AFRICAN AMERICAN LIVES 2 airs Wednesdays, February 6-13, 2008, 9:00-11:00 p.m. PST on PBS local affliate KQED, Channel 9.

Countdown to the 110th

by Kathryn Doyle (2/4/2008)

Today is the last day to reserve your place at the 110th Anniversary Celebration, this Saturday, February 9, 2008, at the Concord Hilton. You won’t want to miss this special day-long program with Maureen Taylor, the Photo Detective, who will present four seminars:

Tales from The Photo Detective
Identifying and Dating Family Photos
Preserving Family Photographs
Reading Immigrant Clues in Photos

$45.00 includes all seminars and lunch.

CGS News Editor, Jane Hufft, has organized a special silent auction as part of the festivities. Donated items include a set of champagne glasses in a carrying case, a basket of Irish coffee glasses and accoutrements, two sets of framed botanical prints, Fleetwood Mac wines, a handmade baby blanket, a set of two Malaysian baskets and much, much more.

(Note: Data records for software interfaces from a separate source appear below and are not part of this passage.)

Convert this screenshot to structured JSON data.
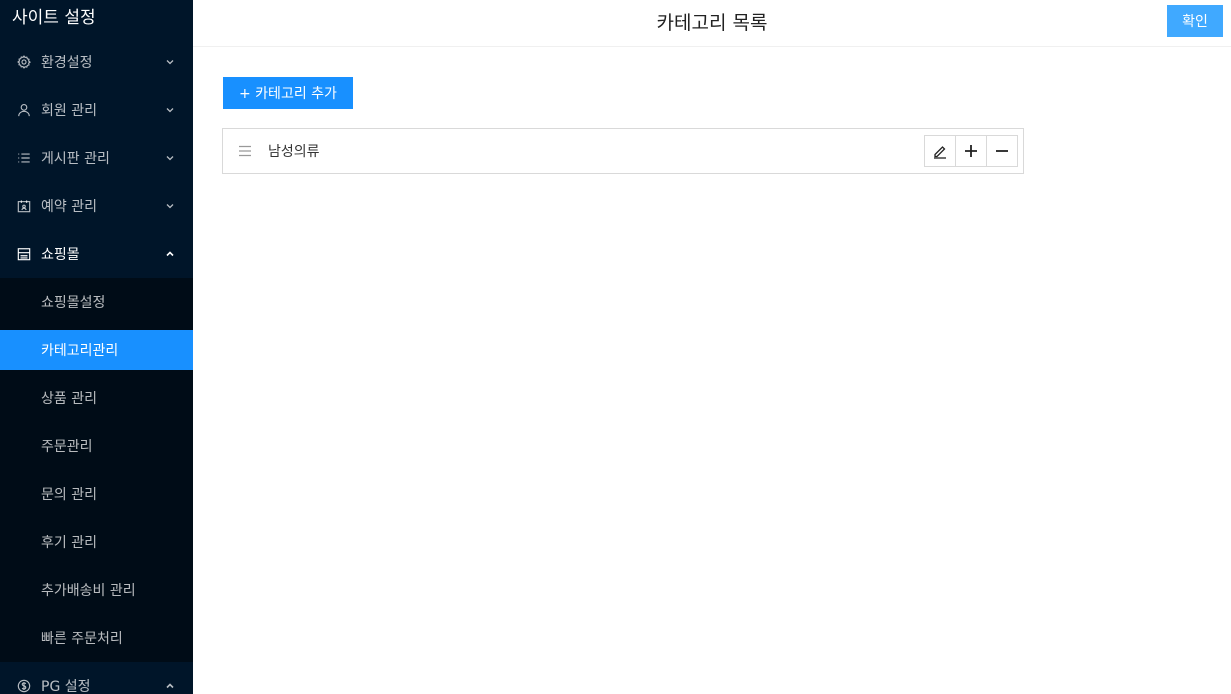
{
  "sidebar": {
    "title": "사이트 설정",
    "menu": [
      {
        "label": "환경설정",
        "icon": "gear-icon"
      },
      {
        "label": "회원 관리",
        "icon": "user-icon"
      },
      {
        "label": "게시판 관리",
        "icon": "list-icon"
      },
      {
        "label": "예약 관리",
        "icon": "calendar-icon"
      },
      {
        "label": "쇼핑몰",
        "icon": "shop-icon"
      }
    ],
    "shop_submenu": [
      {
        "label": "쇼핑몰설정"
      },
      {
        "label": "카테고리관리"
      },
      {
        "label": "상품 관리"
      },
      {
        "label": "주문관리"
      },
      {
        "label": "문의 관리"
      },
      {
        "label": "후기 관리"
      },
      {
        "label": "추가배송비 관리"
      },
      {
        "label": "빠른 주문처리"
      }
    ],
    "pg": {
      "label": "PG 설정",
      "icon": "dollar-icon"
    }
  },
  "header": {
    "title": "카테고리 목록",
    "confirm_label": "확인"
  },
  "content": {
    "add_label": "+ 카테고리 추가",
    "categories": [
      {
        "name": "남성의류"
      }
    ]
  },
  "colors": {
    "sidebar_bg": "#001529",
    "submenu_bg": "#000c17",
    "accent": "#1890ff",
    "confirm_bg": "#40a9ff"
  }
}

The society is also honored to announce that our event is the book launch of Maureen Taylor’s newest title, Capturing Memories (Your Family Story in Photographs). All of Maureen’s books will be available for sale at the event.

President Jane Lindsey has been planning a couple more surprises for the day, including a special commemorative souvenir designed by the CGS News production editor, Lois Elling.

Back in December, George Morgan and Drew Smith, The Genealogy Guys, read the press release of our event on their podcast. George gave Maureen this glowing recommendation:

If you’ve never heard Maureen speak about preservation of photographs, identifying photographs, identifying time frames… you’re going to find this a tremendous, tremendous session.

Photographs of Maureen Taylor courtesy of Erik Jacobs Photography.